Your task. Gather from the material every line that contains the string "王牌战争".

• • • •

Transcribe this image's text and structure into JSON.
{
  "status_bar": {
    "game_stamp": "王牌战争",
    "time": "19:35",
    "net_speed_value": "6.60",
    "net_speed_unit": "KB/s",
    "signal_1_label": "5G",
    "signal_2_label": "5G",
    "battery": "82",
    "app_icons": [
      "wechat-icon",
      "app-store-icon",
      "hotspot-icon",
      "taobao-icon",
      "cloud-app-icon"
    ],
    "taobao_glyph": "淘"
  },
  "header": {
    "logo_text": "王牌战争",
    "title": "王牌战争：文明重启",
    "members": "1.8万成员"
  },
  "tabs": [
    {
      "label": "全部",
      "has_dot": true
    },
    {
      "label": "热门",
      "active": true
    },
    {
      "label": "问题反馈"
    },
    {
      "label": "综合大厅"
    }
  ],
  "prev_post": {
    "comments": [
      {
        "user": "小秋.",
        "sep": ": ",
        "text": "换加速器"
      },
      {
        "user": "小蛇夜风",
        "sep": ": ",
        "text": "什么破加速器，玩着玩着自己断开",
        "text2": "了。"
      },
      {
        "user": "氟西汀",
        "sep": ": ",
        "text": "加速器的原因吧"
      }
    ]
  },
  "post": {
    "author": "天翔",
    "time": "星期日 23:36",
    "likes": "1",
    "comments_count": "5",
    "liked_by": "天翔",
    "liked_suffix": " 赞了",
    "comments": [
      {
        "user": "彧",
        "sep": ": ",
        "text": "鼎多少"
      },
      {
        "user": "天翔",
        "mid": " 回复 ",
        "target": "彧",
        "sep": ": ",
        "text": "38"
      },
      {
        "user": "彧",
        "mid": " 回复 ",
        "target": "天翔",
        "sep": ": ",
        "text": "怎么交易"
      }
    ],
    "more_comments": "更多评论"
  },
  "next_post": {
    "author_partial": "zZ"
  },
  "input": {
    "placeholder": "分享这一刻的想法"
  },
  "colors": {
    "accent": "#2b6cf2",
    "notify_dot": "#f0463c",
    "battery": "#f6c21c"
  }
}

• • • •

Result for this exercise.
    "game_stamp": "王牌战争",
    "logo_text": "王牌战争",
    "title": "王牌战争：文明重启",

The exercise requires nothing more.